* WHAT TO DO: Show each line of the listing in which the word "JSON" occurs.

* AVAILABLE RECORDS:
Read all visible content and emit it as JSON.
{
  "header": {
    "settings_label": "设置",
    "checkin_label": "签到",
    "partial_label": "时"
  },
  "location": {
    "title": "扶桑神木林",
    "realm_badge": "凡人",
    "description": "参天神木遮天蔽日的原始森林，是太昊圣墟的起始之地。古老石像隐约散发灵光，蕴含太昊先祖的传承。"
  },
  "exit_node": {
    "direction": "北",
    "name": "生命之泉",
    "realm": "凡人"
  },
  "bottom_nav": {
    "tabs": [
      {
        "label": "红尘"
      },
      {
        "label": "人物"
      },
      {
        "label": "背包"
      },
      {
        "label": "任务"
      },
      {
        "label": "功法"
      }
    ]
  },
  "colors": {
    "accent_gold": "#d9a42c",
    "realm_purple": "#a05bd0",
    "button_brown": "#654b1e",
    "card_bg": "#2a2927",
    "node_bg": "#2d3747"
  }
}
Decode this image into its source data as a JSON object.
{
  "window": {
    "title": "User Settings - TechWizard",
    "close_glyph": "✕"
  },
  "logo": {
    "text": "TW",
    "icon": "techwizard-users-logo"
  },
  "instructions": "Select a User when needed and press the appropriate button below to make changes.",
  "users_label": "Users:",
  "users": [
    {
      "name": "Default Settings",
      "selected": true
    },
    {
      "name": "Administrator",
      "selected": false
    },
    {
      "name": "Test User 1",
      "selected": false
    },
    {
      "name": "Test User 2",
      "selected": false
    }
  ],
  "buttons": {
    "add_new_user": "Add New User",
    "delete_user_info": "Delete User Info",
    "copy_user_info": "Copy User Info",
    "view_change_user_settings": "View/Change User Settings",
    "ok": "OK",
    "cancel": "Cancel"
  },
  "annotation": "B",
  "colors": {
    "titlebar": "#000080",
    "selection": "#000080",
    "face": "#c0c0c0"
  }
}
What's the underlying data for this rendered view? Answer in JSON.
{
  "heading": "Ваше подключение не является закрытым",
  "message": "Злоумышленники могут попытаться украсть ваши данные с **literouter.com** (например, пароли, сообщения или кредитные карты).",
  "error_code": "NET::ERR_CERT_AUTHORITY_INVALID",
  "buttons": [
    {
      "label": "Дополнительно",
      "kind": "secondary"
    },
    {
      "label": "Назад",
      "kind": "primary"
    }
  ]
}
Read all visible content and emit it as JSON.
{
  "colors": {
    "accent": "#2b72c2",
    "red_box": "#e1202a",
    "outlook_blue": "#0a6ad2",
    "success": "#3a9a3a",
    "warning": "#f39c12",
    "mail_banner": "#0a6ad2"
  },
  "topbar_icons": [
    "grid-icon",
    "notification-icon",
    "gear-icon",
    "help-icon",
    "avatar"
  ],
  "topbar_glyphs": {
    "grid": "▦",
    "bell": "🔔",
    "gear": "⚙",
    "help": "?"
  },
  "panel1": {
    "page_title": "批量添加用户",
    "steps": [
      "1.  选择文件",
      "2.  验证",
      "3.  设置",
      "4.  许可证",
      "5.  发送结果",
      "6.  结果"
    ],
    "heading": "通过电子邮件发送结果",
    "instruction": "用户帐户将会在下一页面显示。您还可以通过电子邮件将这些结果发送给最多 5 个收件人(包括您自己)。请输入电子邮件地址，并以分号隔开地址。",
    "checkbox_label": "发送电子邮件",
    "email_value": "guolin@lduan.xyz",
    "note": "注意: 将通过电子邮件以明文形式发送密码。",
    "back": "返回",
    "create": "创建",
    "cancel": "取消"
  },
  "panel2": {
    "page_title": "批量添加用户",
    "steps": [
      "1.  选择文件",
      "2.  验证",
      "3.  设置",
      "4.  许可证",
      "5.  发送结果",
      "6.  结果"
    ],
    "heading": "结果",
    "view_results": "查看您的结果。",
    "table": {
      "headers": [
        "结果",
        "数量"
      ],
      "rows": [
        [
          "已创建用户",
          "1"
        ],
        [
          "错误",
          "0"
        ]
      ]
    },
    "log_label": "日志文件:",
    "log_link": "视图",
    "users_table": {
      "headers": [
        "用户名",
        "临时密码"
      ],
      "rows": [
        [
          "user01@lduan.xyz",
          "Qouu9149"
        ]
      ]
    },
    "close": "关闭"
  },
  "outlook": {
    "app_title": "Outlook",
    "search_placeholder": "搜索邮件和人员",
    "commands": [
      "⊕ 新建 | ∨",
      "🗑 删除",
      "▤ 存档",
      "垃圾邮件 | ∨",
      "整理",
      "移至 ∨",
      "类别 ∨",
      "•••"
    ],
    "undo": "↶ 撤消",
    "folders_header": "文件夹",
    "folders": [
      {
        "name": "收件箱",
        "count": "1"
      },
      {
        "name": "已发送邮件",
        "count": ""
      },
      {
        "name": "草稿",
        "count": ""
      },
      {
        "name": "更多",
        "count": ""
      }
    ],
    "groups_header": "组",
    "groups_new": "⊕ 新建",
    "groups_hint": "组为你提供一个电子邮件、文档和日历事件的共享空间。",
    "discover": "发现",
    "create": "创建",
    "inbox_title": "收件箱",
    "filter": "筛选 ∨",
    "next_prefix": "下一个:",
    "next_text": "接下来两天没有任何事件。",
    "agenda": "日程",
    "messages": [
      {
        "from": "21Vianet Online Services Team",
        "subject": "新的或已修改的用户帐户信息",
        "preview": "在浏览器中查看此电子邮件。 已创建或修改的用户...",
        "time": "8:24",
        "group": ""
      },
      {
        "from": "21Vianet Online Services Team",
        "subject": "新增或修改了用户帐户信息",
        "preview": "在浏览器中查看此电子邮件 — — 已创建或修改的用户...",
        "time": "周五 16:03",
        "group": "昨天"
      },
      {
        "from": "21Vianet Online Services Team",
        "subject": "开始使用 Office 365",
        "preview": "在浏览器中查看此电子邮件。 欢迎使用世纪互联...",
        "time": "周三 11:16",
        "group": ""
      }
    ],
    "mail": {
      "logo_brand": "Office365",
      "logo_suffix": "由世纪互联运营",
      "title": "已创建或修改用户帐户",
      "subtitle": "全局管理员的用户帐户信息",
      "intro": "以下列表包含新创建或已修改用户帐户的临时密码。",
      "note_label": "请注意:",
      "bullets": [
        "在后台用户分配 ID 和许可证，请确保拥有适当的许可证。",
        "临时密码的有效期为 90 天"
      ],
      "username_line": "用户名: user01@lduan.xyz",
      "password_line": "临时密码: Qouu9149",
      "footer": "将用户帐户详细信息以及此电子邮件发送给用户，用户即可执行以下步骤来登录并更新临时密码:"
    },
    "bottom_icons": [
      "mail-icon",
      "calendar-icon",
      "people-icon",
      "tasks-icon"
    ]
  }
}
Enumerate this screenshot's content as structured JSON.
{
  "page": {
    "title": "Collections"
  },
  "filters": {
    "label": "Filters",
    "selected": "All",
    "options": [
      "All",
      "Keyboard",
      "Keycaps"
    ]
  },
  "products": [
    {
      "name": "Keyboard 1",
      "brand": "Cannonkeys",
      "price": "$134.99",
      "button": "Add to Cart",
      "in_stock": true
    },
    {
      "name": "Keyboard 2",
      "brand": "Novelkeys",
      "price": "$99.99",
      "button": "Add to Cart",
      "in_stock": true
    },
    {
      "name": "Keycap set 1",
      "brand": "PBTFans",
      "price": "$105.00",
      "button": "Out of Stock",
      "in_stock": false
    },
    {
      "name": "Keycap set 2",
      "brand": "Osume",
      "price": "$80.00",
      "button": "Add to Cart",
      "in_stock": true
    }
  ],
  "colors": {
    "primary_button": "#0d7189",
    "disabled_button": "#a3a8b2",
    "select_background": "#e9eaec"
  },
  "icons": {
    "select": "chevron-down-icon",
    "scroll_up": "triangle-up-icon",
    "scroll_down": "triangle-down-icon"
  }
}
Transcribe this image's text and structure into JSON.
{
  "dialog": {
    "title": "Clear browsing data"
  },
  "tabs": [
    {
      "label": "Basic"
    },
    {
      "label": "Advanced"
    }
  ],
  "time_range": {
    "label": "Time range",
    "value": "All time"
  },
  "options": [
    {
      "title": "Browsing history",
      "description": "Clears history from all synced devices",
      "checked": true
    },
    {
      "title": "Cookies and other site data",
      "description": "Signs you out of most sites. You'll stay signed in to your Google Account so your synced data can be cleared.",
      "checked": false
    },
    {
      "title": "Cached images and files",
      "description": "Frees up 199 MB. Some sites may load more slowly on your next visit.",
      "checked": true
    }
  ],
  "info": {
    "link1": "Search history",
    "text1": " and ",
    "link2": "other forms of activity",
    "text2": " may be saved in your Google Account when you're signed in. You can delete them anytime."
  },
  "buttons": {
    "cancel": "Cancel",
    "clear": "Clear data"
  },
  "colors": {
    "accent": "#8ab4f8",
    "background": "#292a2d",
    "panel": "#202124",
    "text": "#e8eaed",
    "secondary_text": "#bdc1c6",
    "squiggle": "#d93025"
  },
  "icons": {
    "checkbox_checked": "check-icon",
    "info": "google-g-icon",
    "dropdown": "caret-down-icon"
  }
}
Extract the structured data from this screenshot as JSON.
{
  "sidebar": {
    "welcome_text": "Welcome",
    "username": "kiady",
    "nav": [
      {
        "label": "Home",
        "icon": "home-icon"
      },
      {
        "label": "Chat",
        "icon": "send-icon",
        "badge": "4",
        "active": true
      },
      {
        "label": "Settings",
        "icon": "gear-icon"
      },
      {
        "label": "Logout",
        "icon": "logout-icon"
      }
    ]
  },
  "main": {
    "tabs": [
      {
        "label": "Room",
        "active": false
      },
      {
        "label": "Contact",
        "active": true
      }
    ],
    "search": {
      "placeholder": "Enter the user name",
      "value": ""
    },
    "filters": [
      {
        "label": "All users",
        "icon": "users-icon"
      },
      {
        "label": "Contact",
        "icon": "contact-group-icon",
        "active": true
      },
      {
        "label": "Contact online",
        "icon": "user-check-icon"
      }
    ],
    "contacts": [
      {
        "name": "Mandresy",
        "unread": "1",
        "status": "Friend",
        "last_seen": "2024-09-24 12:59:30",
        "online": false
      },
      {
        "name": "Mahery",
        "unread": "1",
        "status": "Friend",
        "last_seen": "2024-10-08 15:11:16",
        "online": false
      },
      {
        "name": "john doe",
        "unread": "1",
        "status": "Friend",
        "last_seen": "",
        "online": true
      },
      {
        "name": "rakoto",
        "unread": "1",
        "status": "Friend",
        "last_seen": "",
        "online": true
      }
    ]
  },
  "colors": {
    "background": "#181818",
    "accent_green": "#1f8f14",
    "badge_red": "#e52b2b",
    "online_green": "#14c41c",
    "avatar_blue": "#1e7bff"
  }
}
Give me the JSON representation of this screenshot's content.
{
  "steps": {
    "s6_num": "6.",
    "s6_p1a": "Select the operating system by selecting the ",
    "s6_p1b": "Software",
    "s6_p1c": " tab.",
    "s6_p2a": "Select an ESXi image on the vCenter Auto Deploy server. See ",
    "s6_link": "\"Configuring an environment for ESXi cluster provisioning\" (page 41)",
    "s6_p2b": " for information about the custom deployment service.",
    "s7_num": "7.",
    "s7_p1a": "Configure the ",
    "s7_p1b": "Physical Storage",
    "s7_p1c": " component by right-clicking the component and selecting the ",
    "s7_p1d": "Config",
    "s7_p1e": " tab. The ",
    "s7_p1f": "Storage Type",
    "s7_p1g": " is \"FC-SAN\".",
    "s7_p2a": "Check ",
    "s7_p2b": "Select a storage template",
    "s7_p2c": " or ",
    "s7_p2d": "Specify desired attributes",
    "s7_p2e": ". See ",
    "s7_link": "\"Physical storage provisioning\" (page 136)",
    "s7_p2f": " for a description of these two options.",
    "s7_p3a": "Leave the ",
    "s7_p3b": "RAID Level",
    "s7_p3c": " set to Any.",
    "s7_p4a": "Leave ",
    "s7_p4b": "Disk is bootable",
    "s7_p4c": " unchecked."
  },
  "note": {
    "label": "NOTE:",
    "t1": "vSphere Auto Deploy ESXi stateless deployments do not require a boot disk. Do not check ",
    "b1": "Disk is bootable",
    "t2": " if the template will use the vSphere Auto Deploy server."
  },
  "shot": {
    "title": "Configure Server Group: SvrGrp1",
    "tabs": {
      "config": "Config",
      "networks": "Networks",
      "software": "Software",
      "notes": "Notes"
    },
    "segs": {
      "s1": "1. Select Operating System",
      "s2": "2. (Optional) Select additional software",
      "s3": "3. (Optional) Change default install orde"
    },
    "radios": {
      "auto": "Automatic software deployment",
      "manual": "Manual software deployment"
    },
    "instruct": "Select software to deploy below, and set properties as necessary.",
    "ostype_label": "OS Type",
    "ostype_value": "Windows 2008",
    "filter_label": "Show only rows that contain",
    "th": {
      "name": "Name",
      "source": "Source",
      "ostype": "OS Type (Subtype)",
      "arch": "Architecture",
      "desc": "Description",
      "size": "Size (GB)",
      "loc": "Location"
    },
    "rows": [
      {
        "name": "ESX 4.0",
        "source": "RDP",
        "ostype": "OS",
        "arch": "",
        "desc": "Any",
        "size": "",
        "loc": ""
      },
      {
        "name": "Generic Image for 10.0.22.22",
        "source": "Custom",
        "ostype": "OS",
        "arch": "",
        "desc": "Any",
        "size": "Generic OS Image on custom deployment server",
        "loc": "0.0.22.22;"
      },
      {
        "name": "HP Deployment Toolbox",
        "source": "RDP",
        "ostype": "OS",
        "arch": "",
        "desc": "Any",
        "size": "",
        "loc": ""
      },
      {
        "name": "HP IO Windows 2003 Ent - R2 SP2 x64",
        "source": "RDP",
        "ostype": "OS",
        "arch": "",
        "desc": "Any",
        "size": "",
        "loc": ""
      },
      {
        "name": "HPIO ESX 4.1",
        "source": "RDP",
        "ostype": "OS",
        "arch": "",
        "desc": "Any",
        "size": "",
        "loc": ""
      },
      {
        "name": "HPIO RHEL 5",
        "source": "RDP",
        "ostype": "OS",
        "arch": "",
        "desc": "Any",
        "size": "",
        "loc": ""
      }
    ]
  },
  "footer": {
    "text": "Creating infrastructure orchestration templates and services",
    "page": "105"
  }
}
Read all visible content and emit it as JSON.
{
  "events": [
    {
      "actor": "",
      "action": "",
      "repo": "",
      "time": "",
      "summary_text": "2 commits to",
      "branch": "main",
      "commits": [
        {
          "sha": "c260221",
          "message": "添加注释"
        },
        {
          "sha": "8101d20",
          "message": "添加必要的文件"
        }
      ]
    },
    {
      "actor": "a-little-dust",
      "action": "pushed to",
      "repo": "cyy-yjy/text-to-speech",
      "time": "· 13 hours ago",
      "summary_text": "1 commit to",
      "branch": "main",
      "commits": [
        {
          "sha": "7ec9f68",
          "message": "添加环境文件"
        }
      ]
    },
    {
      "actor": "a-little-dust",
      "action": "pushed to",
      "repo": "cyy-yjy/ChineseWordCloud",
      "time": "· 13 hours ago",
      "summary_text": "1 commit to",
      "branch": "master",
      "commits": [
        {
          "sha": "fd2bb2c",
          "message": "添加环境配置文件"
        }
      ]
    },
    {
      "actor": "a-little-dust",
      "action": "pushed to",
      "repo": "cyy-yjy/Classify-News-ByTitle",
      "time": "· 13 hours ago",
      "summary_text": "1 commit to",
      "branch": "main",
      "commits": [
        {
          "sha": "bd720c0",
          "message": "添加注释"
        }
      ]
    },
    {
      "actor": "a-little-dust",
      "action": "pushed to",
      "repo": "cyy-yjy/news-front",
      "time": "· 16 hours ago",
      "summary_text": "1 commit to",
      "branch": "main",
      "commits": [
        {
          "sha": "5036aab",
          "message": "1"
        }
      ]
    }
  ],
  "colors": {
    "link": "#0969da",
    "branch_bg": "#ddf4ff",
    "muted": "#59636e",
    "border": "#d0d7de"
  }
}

* RESPONSE:
Read all visible content and emit it as JSON.
Decode this image into its source data as a JSON object.
What's the underlying data for this rendered view? Answer in JSON.
Read all visible content and emit it as JSON.
Enumerate this screenshot's content as structured JSON.
Transcribe this image's text and structure into JSON.
Extract the structured data from this screenshot as JSON.
Give me the JSON representation of this screenshot's content.
Read all visible content and emit it as JSON.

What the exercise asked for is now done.